    • bernpm

      @ntozakhona:”ps If I were to regard Basson as aothority on Zuma I might as well regard the late Eugene Terreblanche and the AfriForum as an authority on non-racialism”.

      Yes, you’re right. Eugene was an expert on the matter, Afriforum do have their experts on the matter.
      Basson might not be an expert on the person “Zuma” (who is?) but sure seems to know a lot about his “friends” and many of his dealings.

    • -Sterling Ferguson

      @Ntozakhona, if Obama had taken state money and spent it on his home in the US, Congress in both parties would have impeached him. The US Congress would have been able to do this because they are elected by the people and not appointed. You do not have a democracy in SA because the people have no voice in the government.

    • ntozakhona

      The Creator

      Desperation does show, which judges are you referring to? The ones that didmissed the dexision of the president as irrational? The ones Zille always threatens to run to everytime she loses a poltical battle?

    • -Sterling Ferguson

      @Ntozakhona, the NDP is like China’s great leap forward and it will never get off the ground. There is a book called the “Black Swan”, it’s about events that can happen that can throw your plan in a tailspin.

    • ntozakhona

      Sterling Ferguson

      I have repeatedly asked you to explain how your form of democracy ( first past the post) is not going to wipe out minority parties. You allege you answered somehere yet you are able to repeat the SA is not a democracy mantra in every post.

      Do you mind providing some substance to your English loqouciousness?

    • ntozakhona

      Ps Which China are you referring to ? The one China known by all has taken 30m people out of poverty and is a recognised economic giant.

    • -Sterling Ferguson

      @Ntzakhona, democracy means for the people and by the people a country’s democracy doesn’t exist to protect the parties. In the marketplaces of ideas the people have right to vote for the people that they feel have the best ideas to govern the country. In SA whether it’s the DA or the ANC, the people don’t have a voice in electing the people to office and holding them accountable. If the people don’t like the job the mayor of your city is doing, the people should have a right to vote that person out of office. Do you know the member of parliament that is supposed to represent you in parliament?

      This government was set up in 1994 to give the people a weak voice in the government so the radical element like Memela couldn’t take over the government. Mandela in his book has stated that the people in Africa were too poor and uneducated to have a type of government like I described above. About three months ago the speaker of parliament has gone on record as saying the same thing when he was asked about giving the people a voice in electing members to parliament.

      Finally, SA isn’t the only country that had a fake democracy, the US for a long time was the same way. Lincoln in a debate said the US couldn’t call herself a free country when million of people were in bondage (slaves).

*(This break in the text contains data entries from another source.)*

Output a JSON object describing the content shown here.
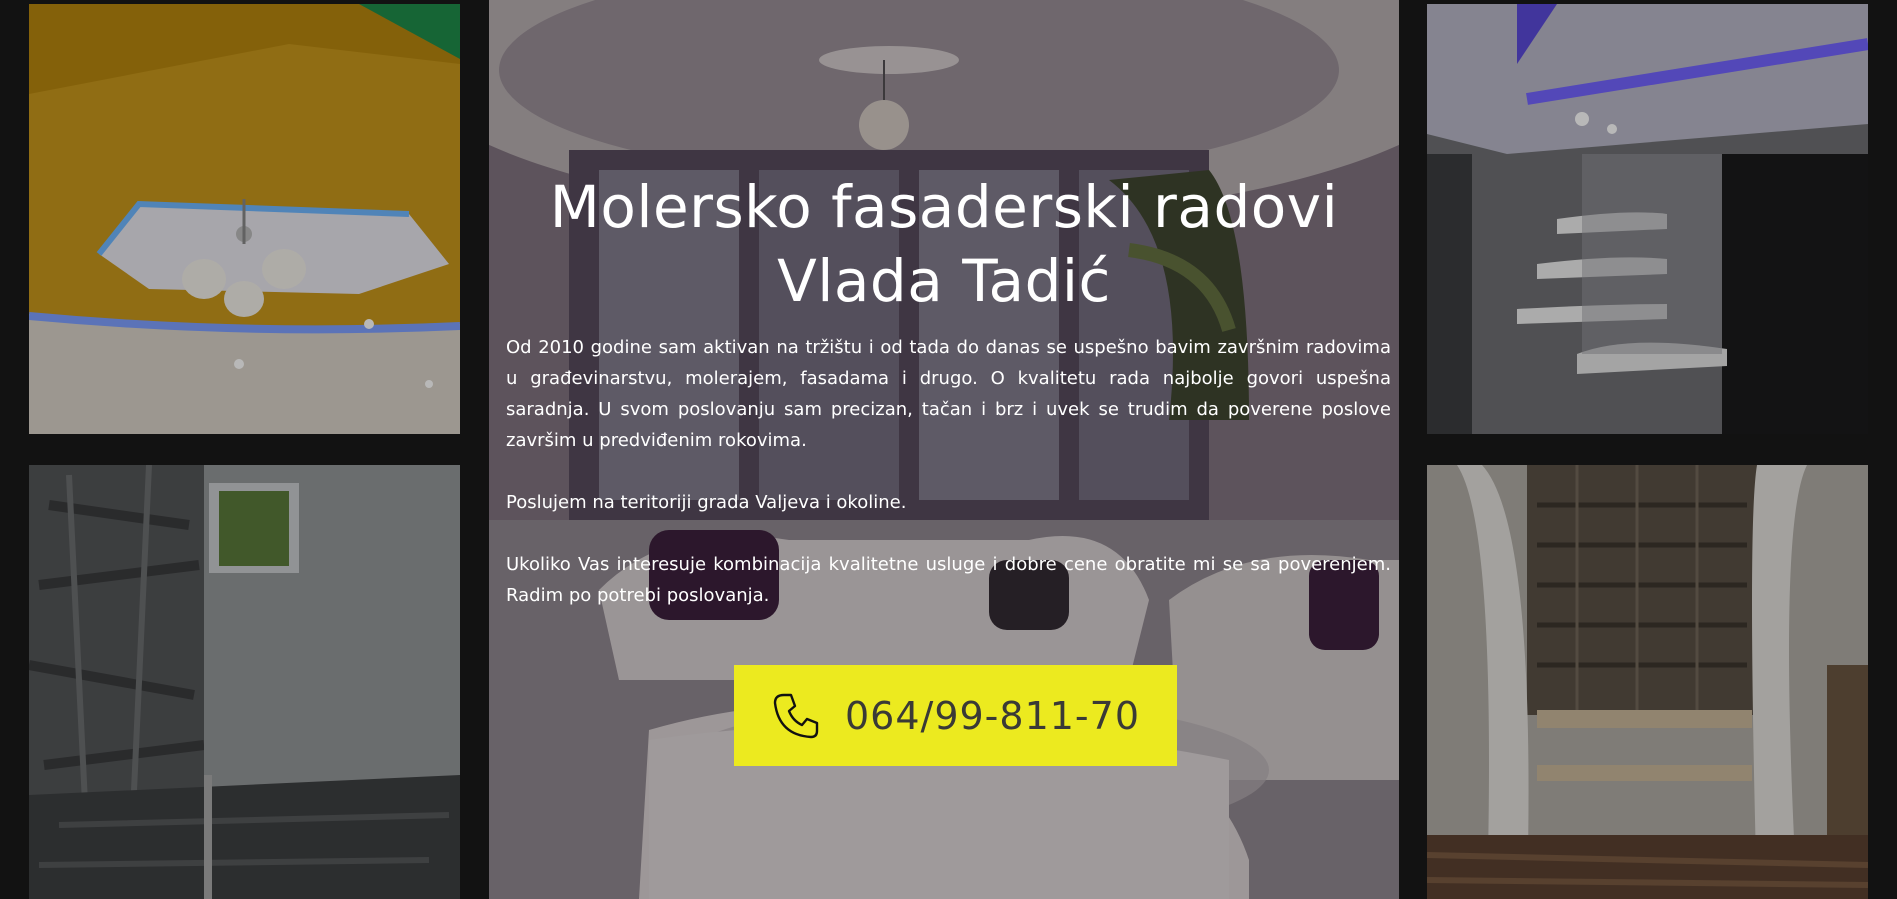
{
  "hero": {
    "title_line1": "Molersko fasaderski radovi",
    "title_line2": "Vlada Tadić",
    "paragraphs": [
      "Od 2010 godine sam aktivan na tržištu i od tada do danas se uspešno bavim završnim radovima u građevinarstvu, molerajem, fasadama i drugo. O kvalitetu rada najbolje govori uspešna saradnja. U svom poslovanju sam precizan, tačan i brz i uvek se trudim da poverene poslove završim u predviđenim rokovima.",
      "Poslujem na teritoriji grada Valjeva i okoline.",
      "Ukoliko Vas interesuje kombinacija kvalitetne usluge i dobre cene obratite mi se sa poverenjem. Radim po potrebi poslovanja."
    ]
  },
  "contact": {
    "phone": "064/99-811-70",
    "icon": "phone-icon",
    "button_color": "#ecea1f"
  },
  "colors": {
    "background": "#121212",
    "text": "#ffffff",
    "phone_text": "#3a3a36"
  }
}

    • -Sterling Ferguson

      @Ntazkhona, the China I am talking about under Chairman Mao had a great leap forward and million of people died from starvation. China has almost a one and half billion people and during the best of times, she can’t feed all of those people. China had a hostile policy toward the US and when she changes her policy, the US opens her doors for trade.

      I know you and some of you BRICS people in SA have been running around with a hostile policy toward the US but, the N America market is the richest in the world. SA should be trying to get her share of trade with the US to build up her economy like China and Brazil. The people in SA should beat the Asians to the US shores to sell their goods in this country to build the economy of SA.

    • ntozakhona

      Sterling Fergurson

      Again, again and again, I have read and understood the type of democracy you would like to have for SA. You still have, in your long winded repetition, not explained how the first past the post system is not going to wipe out minority parties icluding your noisy DA.

    • ntozakhona


      Eish, simply reread what you have written about China and see how much you contradict yourself